• **EXERCISE BRIEF**
Give the records again word for word. Leave every picture out.

• **Component data from apps and pages**
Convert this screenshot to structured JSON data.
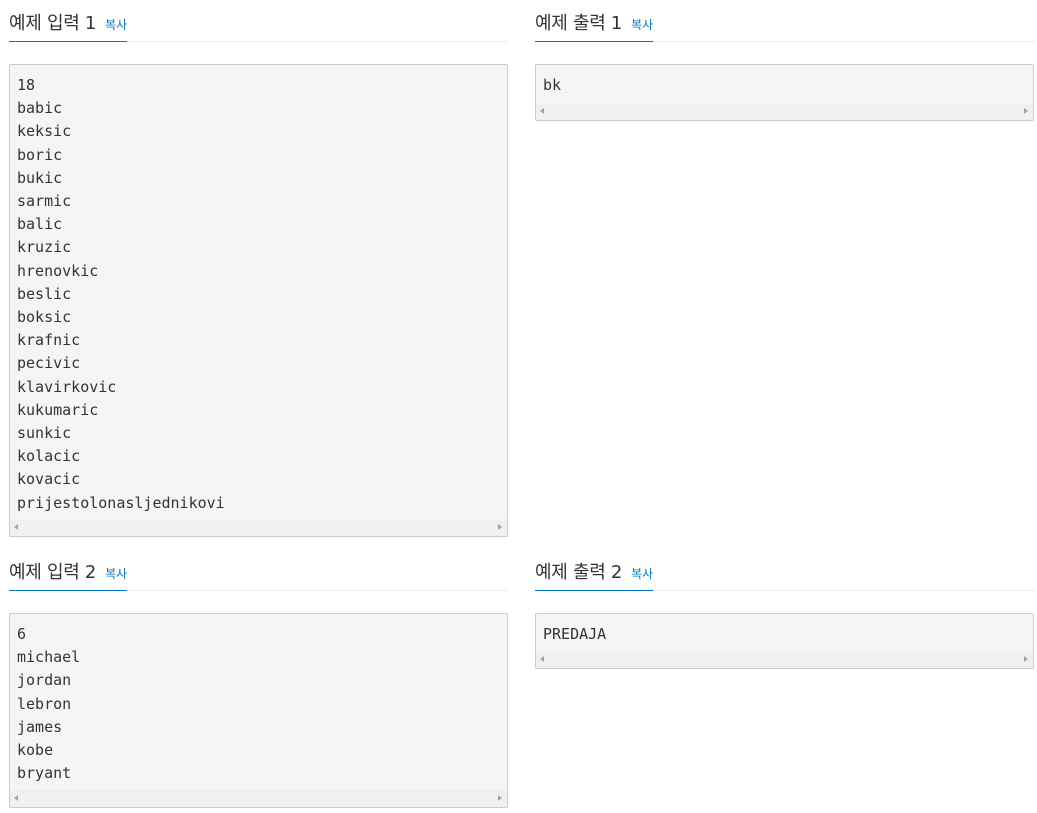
{
  "samples": [
    {
      "title": "예제 입력 1",
      "copy_label": "복사",
      "content": "18\nbabic\nkeksic\nboric\nbukic\nsarmic\nbalic\nkruzic\nhrenovkic\nbeslic\nboksic\nkrafnic\npecivic\nklavirkovic\nkukumaric\nsunkic\nkolacic\nkovacic\nprijestolonasljednikovi"
    },
    {
      "title": "예제 출력 1",
      "copy_label": "복사",
      "content": "bk"
    },
    {
      "title": "예제 입력 2",
      "copy_label": "복사",
      "content": "6\nmichael\njordan\nlebron\njames\nkobe\nbryant"
    },
    {
      "title": "예제 출력 2",
      "copy_label": "복사",
      "content": "PREDAJA"
    }
  ],
  "colors": {
    "accent": "#0076c0",
    "pre_background": "#f5f5f7",
    "pre_border": "#cccccc",
    "divider": "#eeeeee"
  }
}
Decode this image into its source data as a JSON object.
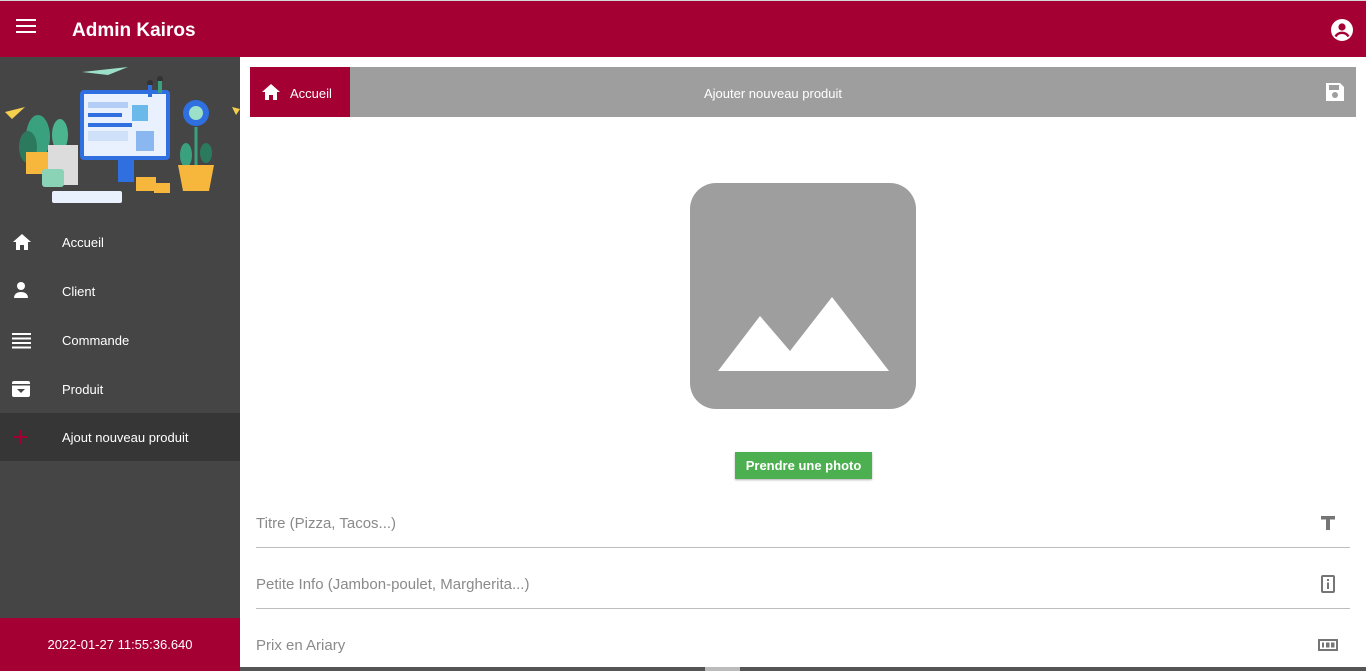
{
  "app": {
    "title": "Admin Kairos"
  },
  "sidebar": {
    "items": [
      {
        "label": "Accueil",
        "icon": "home-icon"
      },
      {
        "label": "Client",
        "icon": "person-icon"
      },
      {
        "label": "Commande",
        "icon": "list-icon"
      },
      {
        "label": "Produit",
        "icon": "archive-icon"
      },
      {
        "label": "Ajout nouveau produit",
        "icon": "plus-icon",
        "active": true
      }
    ],
    "timestamp": "2022-01-27 11:55:36.640"
  },
  "breadcrumb": {
    "home_label": "Accueil",
    "page_title": "Ajouter nouveau produit"
  },
  "form": {
    "photo_button": "Prendre une photo",
    "title_placeholder": "Titre (Pizza, Tacos...)",
    "info_placeholder": "Petite Info (Jambon-poulet, Margherita...)",
    "price_placeholder": "Prix en Ariary"
  },
  "colors": {
    "brand": "#a50034",
    "sidebar": "#454545",
    "breadcrumb": "#9e9e9e",
    "photo_button": "#4caf50"
  }
}
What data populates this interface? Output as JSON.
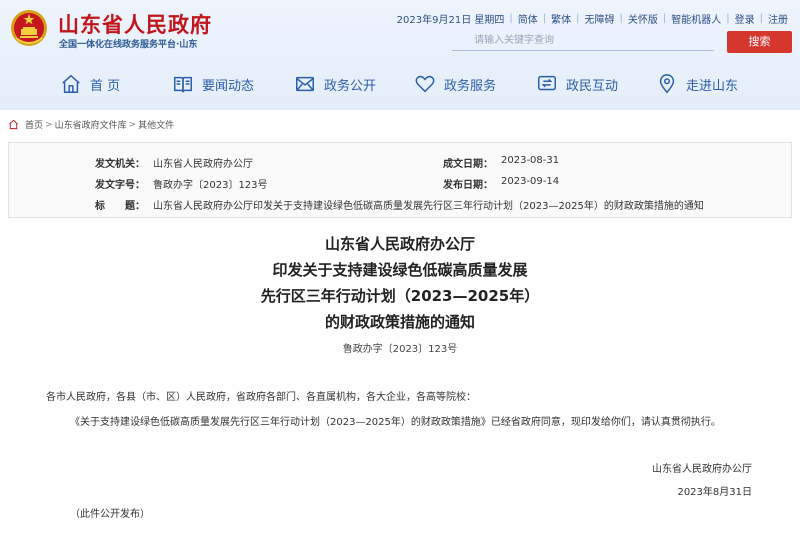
{
  "header": {
    "site_title": "山东省人民政府",
    "site_subtitle": "全国一体化在线政务服务平台·山东",
    "toplinks": [
      "2023年9月21日 星期四",
      "简体",
      "繁体",
      "无障碍",
      "关怀版",
      "智能机器人",
      "登录",
      "注册"
    ],
    "search_placeholder": "请输入关键字查询",
    "search_button": "搜索"
  },
  "nav": [
    {
      "label": "首 页",
      "icon": "home-icon"
    },
    {
      "label": "要闻动态",
      "icon": "book-icon"
    },
    {
      "label": "政务公开",
      "icon": "envelope-icon"
    },
    {
      "label": "政务服务",
      "icon": "heart-icon"
    },
    {
      "label": "政民互动",
      "icon": "exchange-icon"
    },
    {
      "label": "走进山东",
      "icon": "location-icon"
    }
  ],
  "breadcrumb": [
    "首页",
    "山东省政府文件库",
    "其他文件"
  ],
  "meta": {
    "issuer_label": "发文机关：",
    "issuer": "山东省人民政府办公厅",
    "date_created_label": "成文日期：",
    "date_created": "2023-08-31",
    "docno_label": "发文字号：",
    "docno": "鲁政办字〔2023〕123号",
    "date_published_label": "发布日期：",
    "date_published": "2023-09-14",
    "title_label": "标　　题：",
    "title": "山东省人民政府办公厅印发关于支持建设绿色低碳高质量发展先行区三年行动计划（2023—2025年）的财政政策措施的通知"
  },
  "article": {
    "title_lines": [
      "山东省人民政府办公厅",
      "印发关于支持建设绿色低碳高质量发展",
      "先行区三年行动计划（2023—2025年）",
      "的财政政策措施的通知"
    ],
    "docno": "鲁政办字〔2023〕123号",
    "salutation": "各市人民政府，各县（市、区）人民政府，省政府各部门、各直属机构，各大企业，各高等院校：",
    "body": "《关于支持建设绿色低碳高质量发展先行区三年行动计划（2023—2025年）的财政政策措施》已经省政府同意，现印发给你们，请认真贯彻执行。",
    "signature": "山东省人民政府办公厅",
    "sign_date": "2023年8月31日",
    "note": "（此件公开发布）"
  },
  "colors": {
    "brand_red": "#c0151b",
    "nav_blue": "#2b5ea8",
    "search_red": "#d6372d"
  }
}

• **OUTPUT OF THE EXERCISE**
Convert this screenshot to structured JSON data.
{
  "samples": [
    {
      "title": "예제 입력 1",
      "copy_label": "복사",
      "content": "18\nbabic\nkeksic\nboric\nbukic\nsarmic\nbalic\nkruzic\nhrenovkic\nbeslic\nboksic\nkrafnic\npecivic\nklavirkovic\nkukumaric\nsunkic\nkolacic\nkovacic\nprijestolonasljednikovi"
    },
    {
      "title": "예제 출력 1",
      "copy_label": "복사",
      "content": "bk"
    },
    {
      "title": "예제 입력 2",
      "copy_label": "복사",
      "content": "6\nmichael\njordan\nlebron\njames\nkobe\nbryant"
    },
    {
      "title": "예제 출력 2",
      "copy_label": "복사",
      "content": "PREDAJA"
    }
  ],
  "colors": {
    "accent": "#0076c0",
    "pre_background": "#f5f5f7",
    "pre_border": "#cccccc",
    "divider": "#eeeeee"
  }
}
Decode this image into its source data as a JSON object.
{
  "app": {
    "title": "Admin Kairos"
  },
  "sidebar": {
    "items": [
      {
        "label": "Accueil",
        "icon": "home-icon"
      },
      {
        "label": "Client",
        "icon": "person-icon"
      },
      {
        "label": "Commande",
        "icon": "list-icon"
      },
      {
        "label": "Produit",
        "icon": "archive-icon"
      },
      {
        "label": "Ajout nouveau produit",
        "icon": "plus-icon",
        "active": true
      }
    ],
    "timestamp": "2022-01-27 11:55:36.640"
  },
  "breadcrumb": {
    "home_label": "Accueil",
    "page_title": "Ajouter nouveau produit"
  },
  "form": {
    "photo_button": "Prendre une photo",
    "title_placeholder": "Titre (Pizza, Tacos...)",
    "info_placeholder": "Petite Info (Jambon-poulet, Margherita...)",
    "price_placeholder": "Prix en Ariary"
  },
  "colors": {
    "brand": "#a50034",
    "sidebar": "#454545",
    "breadcrumb": "#9e9e9e",
    "photo_button": "#4caf50"
  }
}
What data populates this interface? Output as JSON.
{
  "header": {
    "site_title": "山东省人民政府",
    "site_subtitle": "全国一体化在线政务服务平台·山东",
    "toplinks": [
      "2023年9月21日 星期四",
      "简体",
      "繁体",
      "无障碍",
      "关怀版",
      "智能机器人",
      "登录",
      "注册"
    ],
    "search_placeholder": "请输入关键字查询",
    "search_button": "搜索"
  },
  "nav": [
    {
      "label": "首 页",
      "icon": "home-icon"
    },
    {
      "label": "要闻动态",
      "icon": "book-icon"
    },
    {
      "label": "政务公开",
      "icon": "envelope-icon"
    },
    {
      "label": "政务服务",
      "icon": "heart-icon"
    },
    {
      "label": "政民互动",
      "icon": "exchange-icon"
    },
    {
      "label": "走进山东",
      "icon": "location-icon"
    }
  ],
  "breadcrumb": [
    "首页",
    "山东省政府文件库",
    "其他文件"
  ],
  "meta": {
    "issuer_label": "发文机关：",
    "issuer": "山东省人民政府办公厅",
    "date_created_label": "成文日期：",
    "date_created": "2023-08-31",
    "docno_label": "发文字号：",
    "docno": "鲁政办字〔2023〕123号",
    "date_published_label": "发布日期：",
    "date_published": "2023-09-14",
    "title_label": "标　　题：",
    "title": "山东省人民政府办公厅印发关于支持建设绿色低碳高质量发展先行区三年行动计划（2023—2025年）的财政政策措施的通知"
  },
  "article": {
    "title_lines": [
      "山东省人民政府办公厅",
      "印发关于支持建设绿色低碳高质量发展",
      "先行区三年行动计划（2023—2025年）",
      "的财政政策措施的通知"
    ],
    "docno": "鲁政办字〔2023〕123号",
    "salutation": "各市人民政府，各县（市、区）人民政府，省政府各部门、各直属机构，各大企业，各高等院校：",
    "body": "《关于支持建设绿色低碳高质量发展先行区三年行动计划（2023—2025年）的财政政策措施》已经省政府同意，现印发给你们，请认真贯彻执行。",
    "signature": "山东省人民政府办公厅",
    "sign_date": "2023年8月31日",
    "note": "（此件公开发布）"
  },
  "colors": {
    "brand_red": "#c0151b",
    "nav_blue": "#2b5ea8",
    "search_red": "#d6372d"
  }
}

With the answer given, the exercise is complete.